As the race for Maryland governor continues, Lt. Gov. Anthony G. Brown (D) is once again having to defend his role — or lack of one — in the launch of the state’s online health insurance marketplace, which crashed on its first day and is now being rebuilt.

Larry Hogan, Brown’s Republican rival, released a television ad Friday that declares Brown “just not ready to be governor” because of the problems the state faced in fully implementing the Affordable Care Act in Maryland. The 30-second ad, which will air in Baltimore, is titled “Weak Leadership.”

It’s the same line of attack that Maryland Attorney General Douglas F. Gansler used when he faced Brown in the Democratic primary this spring. But the issue did not seem to stick to Brown, who has said that he had no day-to-day responsibility for the launch of the Web site and was not informed of potential problems. Brown won the Democratic primary with more than half of votes.

The Hogan campaign’s new ad opens with video footage of Brown introducing himself and saying: “I’m proud that Governor O’Malley has asked me to lead the O’Malley-Brown administration’s efforts in health care.” The ad then shows news clips that quote Democrats and others criticizing the rollout of the health exchange, including Rep. Chris Van Hollen (D-Md.) saying: “Maryland’s a mess. There’s no doubt about it.”

Van Hollen’s comment came during a December 2013 appearance on “Meet the Press,” during which he defended the Obama administration’s problems launching healthcare.gov and pointed out that other states have also had problems, including Maryland.

Brown’s campaign declined to comment on the ad. Instead, a campaign spokesman passed along a statement from Van Hollen that echoed language frequently used by the campaign, including calling Hogan a “conservative Republican” with a “conservative agenda.”

“No one was satisfied with the launch, but the Lt. Governor rolled up his sleeves and led the state effort to ensure over 400,000 Marylanders had access to quality affordable health care,” Van Hollen said in the statement, which was confirmed by a spokeswoman in his Congressional office. “Nothing the Republicans say will change that.”

Soon after Hogan’s team released the ad Friday, he and Brown both spoke to an audience of Maryland mayors and other municipal leaders in Annapolis.

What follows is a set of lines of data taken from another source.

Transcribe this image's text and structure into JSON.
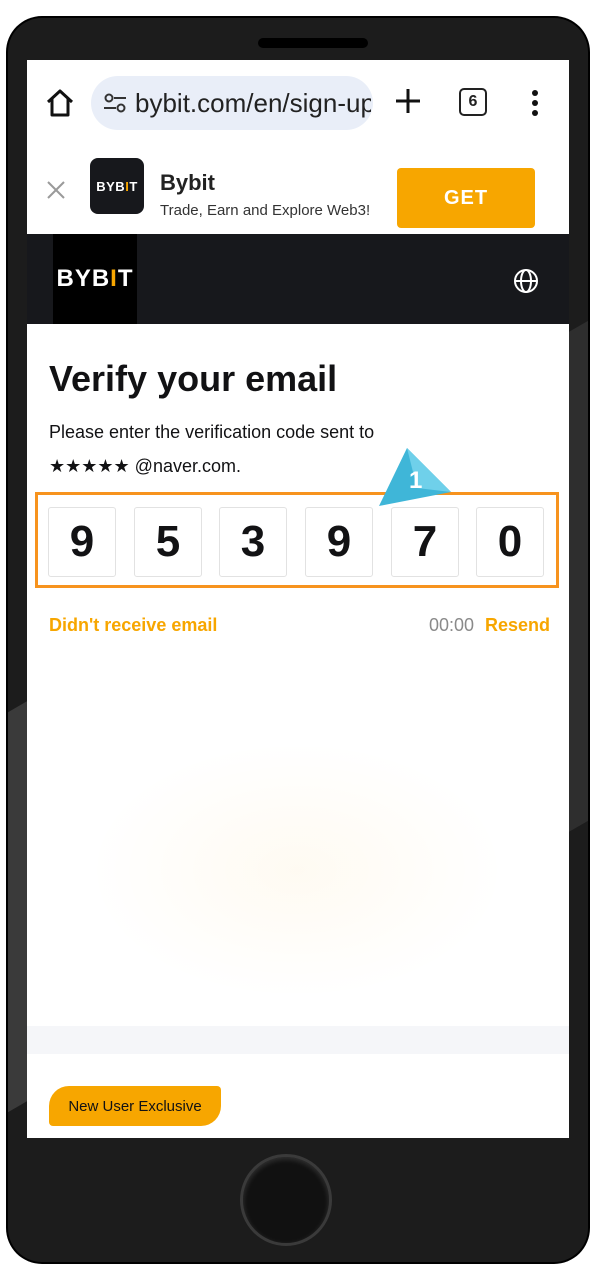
{
  "browser": {
    "url": "bybit.com/en/sign-up",
    "tab_count": "6"
  },
  "app_banner": {
    "logo_text_a": "BYB",
    "logo_text_tick": "I",
    "logo_text_b": "T",
    "name": "Bybit",
    "subtitle": "Trade, Earn and Explore Web3!",
    "get_label": "GET"
  },
  "site_header": {
    "logo_text_a": "BYB",
    "logo_text_tick": "I",
    "logo_text_b": "T"
  },
  "verify": {
    "title": "Verify your email",
    "instruction": "Please enter the verification code sent to",
    "email": "★★★★★ @naver.com.",
    "code": [
      "9",
      "5",
      "3",
      "9",
      "7",
      "0"
    ],
    "callout_number": "1",
    "didnt_receive_label": "Didn't receive email",
    "timer": "00:00",
    "resend_label": "Resend"
  },
  "promo": {
    "label": "New User Exclusive"
  },
  "colors": {
    "brand_orange": "#f7a600",
    "highlight_orange": "#f7931e",
    "callout_blue": "#3fb6d8",
    "header_dark": "#17181c"
  }
}
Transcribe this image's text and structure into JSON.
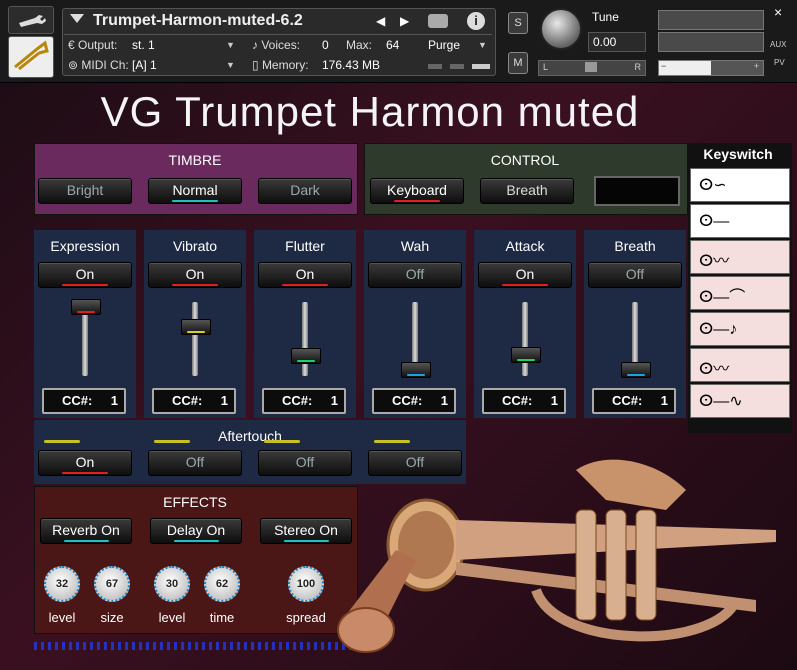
{
  "header": {
    "instrument_name": "Trumpet-Harmon-muted-6.2",
    "output_label": "Output:",
    "output_value": "st. 1",
    "voices_label": "Voices:",
    "voices_value": "0",
    "max_label": "Max:",
    "max_value": "64",
    "purge_label": "Purge",
    "midi_label": "MIDI Ch:",
    "midi_value": "[A]  1",
    "memory_label": "Memory:",
    "memory_value": "176.43 MB",
    "solo_label": "S",
    "mute_label": "M",
    "tune_label": "Tune",
    "tune_value": "0.00",
    "pan_left": "L",
    "pan_right": "R",
    "aux_label": "AUX",
    "pv_label": "PV",
    "close_label": "×",
    "minus_label": "−",
    "plus_label": "+"
  },
  "title": "VG Trumpet Harmon muted",
  "timbre": {
    "title": "TIMBRE",
    "buttons": [
      "Bright",
      "Normal",
      "Dark"
    ]
  },
  "control": {
    "title": "CONTROL",
    "buttons": [
      "Keyboard",
      "Breath"
    ]
  },
  "keyswitch": {
    "title": "Keyswitch"
  },
  "faders": [
    {
      "label": "Expression",
      "state": "On",
      "cc_label": "CC#:",
      "cc_value": "1",
      "level": 0.95,
      "color": "#e02020"
    },
    {
      "label": "Vibrato",
      "state": "On",
      "cc_label": "CC#:",
      "cc_value": "1",
      "level": 0.68,
      "color": "#d8d020"
    },
    {
      "label": "Flutter",
      "state": "On",
      "cc_label": "CC#:",
      "cc_value": "1",
      "level": 0.28,
      "color": "#20d060"
    },
    {
      "label": "Wah",
      "state": "Off",
      "cc_label": "CC#:",
      "cc_value": "1",
      "level": 0.1,
      "color": "#20a0e0"
    },
    {
      "label": "Attack",
      "state": "On",
      "cc_label": "CC#:",
      "cc_value": "1",
      "level": 0.3,
      "color": "#20d060"
    },
    {
      "label": "Breath",
      "state": "Off",
      "cc_label": "CC#:",
      "cc_value": "1",
      "level": 0.1,
      "color": "#20a0e0"
    }
  ],
  "aftertouch": {
    "title": "Aftertouch",
    "buttons": [
      "On",
      "Off",
      "Off",
      "Off"
    ]
  },
  "effects": {
    "title": "EFFECTS",
    "buttons": [
      "Reverb On",
      "Delay On",
      "Stereo On"
    ],
    "knobs": [
      {
        "value": "32",
        "label": "level"
      },
      {
        "value": "67",
        "label": "size"
      },
      {
        "value": "30",
        "label": "level"
      },
      {
        "value": "62",
        "label": "time"
      },
      {
        "value": "100",
        "label": "spread"
      }
    ]
  }
}
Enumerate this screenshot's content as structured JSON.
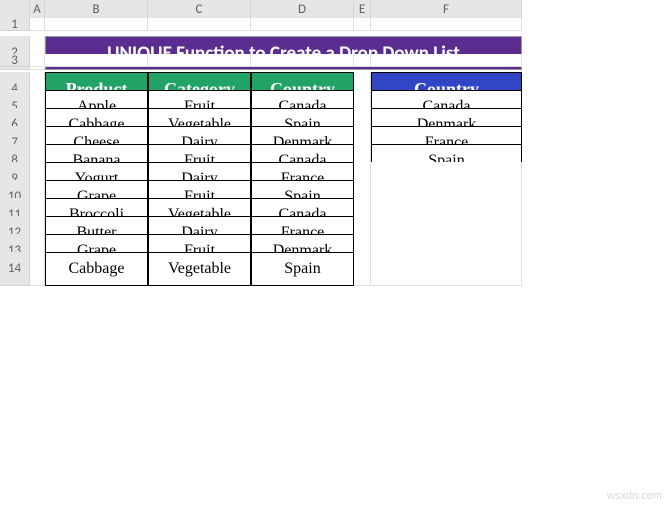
{
  "columns": [
    "A",
    "B",
    "C",
    "D",
    "E",
    "F"
  ],
  "rows": [
    "1",
    "2",
    "3",
    "4",
    "5",
    "6",
    "7",
    "8",
    "9",
    "10",
    "11",
    "12",
    "13",
    "14"
  ],
  "title": "UNIQUE Function to Create a Drop Down List",
  "mainTable": {
    "headers": [
      "Product",
      "Category",
      "Country"
    ],
    "rows": [
      [
        "Apple",
        "Fruit",
        "Canada"
      ],
      [
        "Cabbage",
        "Vegetable",
        "Spain"
      ],
      [
        "Cheese",
        "Dairy",
        "Denmark"
      ],
      [
        "Banana",
        "Fruit",
        "Canada"
      ],
      [
        "Yogurt",
        "Dairy",
        "France"
      ],
      [
        "Grape",
        "Fruit",
        "Spain"
      ],
      [
        "Broccoli",
        "Vegetable",
        "Canada"
      ],
      [
        "Butter",
        "Dairy",
        "France"
      ],
      [
        "Grape",
        "Fruit",
        "Denmark"
      ],
      [
        "Cabbage",
        "Vegetable",
        "Spain"
      ]
    ]
  },
  "sideTable": {
    "header": "Country",
    "rows": [
      "Canada",
      "Denmark",
      "France",
      "Spain"
    ]
  },
  "watermark": "wsxdn.com"
}
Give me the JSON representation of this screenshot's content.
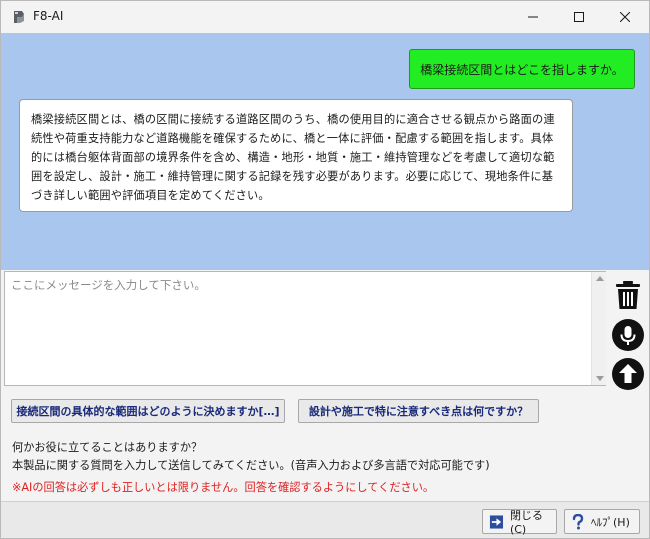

The candidates did not appear on the stage together, did not answer questions from the audience and did not share any previously unknown information about their visions for the state.